A member of the Ohio National Guard was suspended from service after posting white supremacist views online, Gov. Mike DeWine announced in a Friday afternoon news conference.
He did not identify the guardsman by name but said the man was among 100 Ohio National Guard members serving in Washington, DC, during ongoing protests condemning police brutality against black Americans.
“Anyone who displays a malice toward specific groups of Americans has no place in the Ohio National Guard,” DeWine said.
DeWine said he had also charged Gen. John Harris, who leads Ohio’s National Guard forces, with developing an internal procedure to ensure the incident would not repeat itself.
The protests in Washington and elsewhere began as an expression of outrage over the death of George Floyd, a Minneapolis man who died May 25 with a police officer’s knee on his neck. Floyd had been accused of using a fake $20 bill at a neighborhood deli.
Over the course of the next several days, however, the protests bloomed into a large-scale renaissance of the Black Lives Matter movement. Demonstrators in Cincinnati and Columbus have invoked the names of Tamir Rice, Sam DuBose and Timothy Thomas, all unarmed black Ohioans who were shot to death by police.
Rice was 12 years old at the time of his death. Thomas was 19.
DeWine said the latest round of protests would spur him to take a close look at Ohio’s existing policing practices, including the ways in which they lead to disproportionately violent and fatal outcomes for black Ohioans.
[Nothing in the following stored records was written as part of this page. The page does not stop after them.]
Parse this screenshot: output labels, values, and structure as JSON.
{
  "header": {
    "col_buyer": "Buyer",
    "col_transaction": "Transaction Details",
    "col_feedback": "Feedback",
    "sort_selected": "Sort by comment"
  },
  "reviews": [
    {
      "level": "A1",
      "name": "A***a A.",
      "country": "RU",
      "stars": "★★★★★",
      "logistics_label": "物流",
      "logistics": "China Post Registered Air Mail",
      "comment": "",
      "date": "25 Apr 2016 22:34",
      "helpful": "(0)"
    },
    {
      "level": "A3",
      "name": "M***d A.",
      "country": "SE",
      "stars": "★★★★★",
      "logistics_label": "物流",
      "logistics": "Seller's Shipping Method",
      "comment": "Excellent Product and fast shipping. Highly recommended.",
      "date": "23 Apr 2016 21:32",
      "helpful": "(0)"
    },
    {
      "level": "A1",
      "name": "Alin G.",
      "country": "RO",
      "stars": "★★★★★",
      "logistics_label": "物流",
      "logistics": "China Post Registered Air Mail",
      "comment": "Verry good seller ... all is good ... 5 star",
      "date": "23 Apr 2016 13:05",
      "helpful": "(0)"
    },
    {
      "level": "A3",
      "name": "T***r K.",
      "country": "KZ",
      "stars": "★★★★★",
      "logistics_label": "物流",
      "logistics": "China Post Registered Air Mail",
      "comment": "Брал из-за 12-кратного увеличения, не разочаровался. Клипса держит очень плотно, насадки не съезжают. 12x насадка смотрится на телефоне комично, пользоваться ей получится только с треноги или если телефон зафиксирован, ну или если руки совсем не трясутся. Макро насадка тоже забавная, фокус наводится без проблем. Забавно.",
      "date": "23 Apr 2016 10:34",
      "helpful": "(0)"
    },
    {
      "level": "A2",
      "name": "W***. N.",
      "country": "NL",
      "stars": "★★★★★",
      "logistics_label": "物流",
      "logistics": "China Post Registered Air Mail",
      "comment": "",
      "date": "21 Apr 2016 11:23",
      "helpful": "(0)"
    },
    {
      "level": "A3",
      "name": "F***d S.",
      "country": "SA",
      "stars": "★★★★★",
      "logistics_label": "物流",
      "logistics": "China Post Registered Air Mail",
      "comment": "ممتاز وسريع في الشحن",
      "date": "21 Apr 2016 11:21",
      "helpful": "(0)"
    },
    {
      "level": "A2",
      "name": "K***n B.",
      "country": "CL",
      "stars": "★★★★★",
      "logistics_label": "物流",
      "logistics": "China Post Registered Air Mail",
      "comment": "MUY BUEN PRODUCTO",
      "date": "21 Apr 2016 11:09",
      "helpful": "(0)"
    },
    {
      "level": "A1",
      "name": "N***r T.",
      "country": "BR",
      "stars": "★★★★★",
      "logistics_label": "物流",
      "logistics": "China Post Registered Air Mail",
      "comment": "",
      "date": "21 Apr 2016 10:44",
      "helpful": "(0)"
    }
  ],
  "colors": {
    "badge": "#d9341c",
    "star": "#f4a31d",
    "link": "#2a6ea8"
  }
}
“I am committed to making tangible changes in police oversight, accreditation, training and accountability,” he said. “Our goal is to improve the professionalism of the profession … and make it a community that does not show, at any time, any problems connected with police conduct.”